The life and martyrdom of Mgr. Frans Schraven still make a big impression after so many years, especially here at Huys Kaldenbroeck, where the motto “Sharing makes happy” is being pursued. Consider the memory cross here as a tribute to this Lottum missionary. He was burnt alive in China on 9 October 1937 by the Japanese army, because he stood up for thousands of refugees on his mission and to protect women from sexual violence.
A striking element in the Meuse valley is the Houthuizer Mill, along the road to Lottum near the Verlengde Molenbeek. This new belt mill stands on the site of the Lottum windmill that was blown up in 1944. The mill was rebuilt in 2008 from the first stone on its former site (known since 1440) and resembles the destroyed one as much as possible. The vanes are now running regularly again thanks to enthusiastic volunteers. The mill is open from May to the beginning of October on Tuesday and Thursday from 1 pm to 5 pm and on Saturday from 11 am to 5 pm. Excursions by appointment. A water mill, known under the name “De Oliemolen” or “De Houthuizer Watermolen”, was also located here until 1917.
The way back to Lottum leads through the nature reserve Kaldenbroek to the banks of the Meuse with a panoramic view over four villages on the river.
This is one of the most beautiful places in Lottum: the confluence of the Molenbeek and the Siebersbeek. Both streams spring up in thousands of years old streams of the Meuse. The nature reserve, which is part of the Maascorridor, is one of the rare places where streams have retained their natural character. The area around the joint estuary is managed by Limburgs Landschap as nature reserve with galloways that are present all year round and ensure the natural variation of the nature reserve.
Castle De Borggraaf
At the end of the walk you will pass Castle De Borggraaf, a small castle near the center of Lottum. It has four wings and a few outbuildings, including a beautiful gatehouse and a front fortress. The buildings are built around a courtyard. The castle was built around 1550. The square tower on the northeast corner was only added during the thorough restoration in 1926. De Borggraaf is now private property. During the Rose Festival the beautiful driveway, the castle garden and the courtyard of De Borggraaf are part of the festival.

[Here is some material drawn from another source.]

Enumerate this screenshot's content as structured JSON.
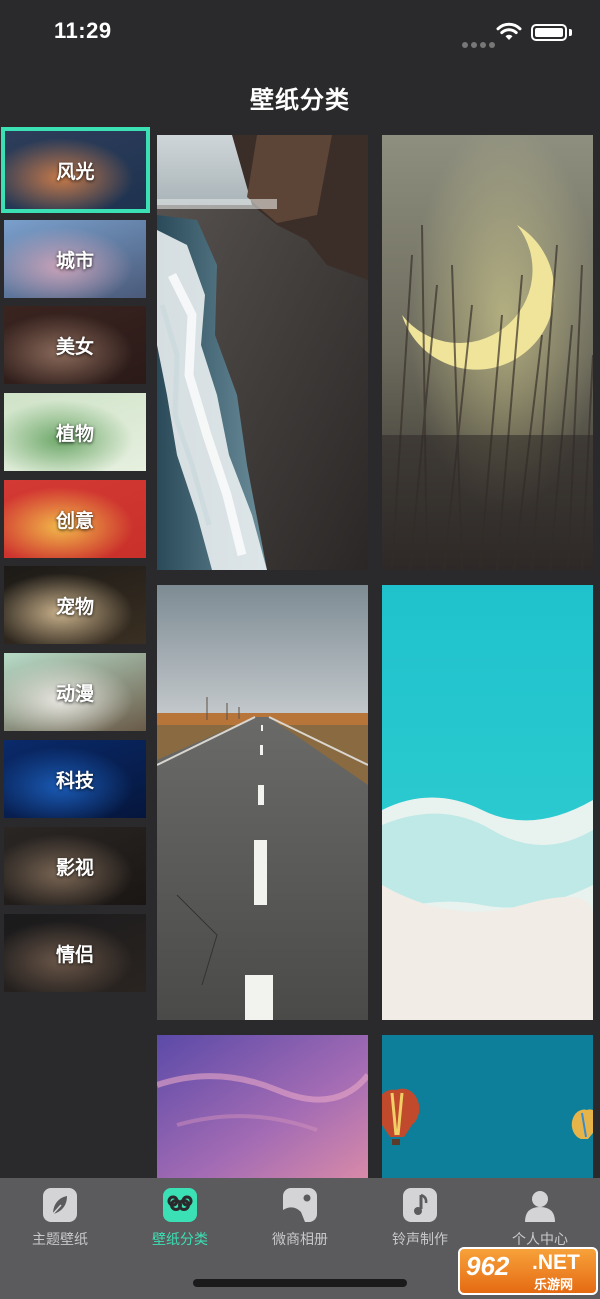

- The walk is signposted with route signs with the image of Mgr. Schraven
- Tip for a stopover: Huys Kaldenbroeck
Pictures shot with
Canon EOS 750D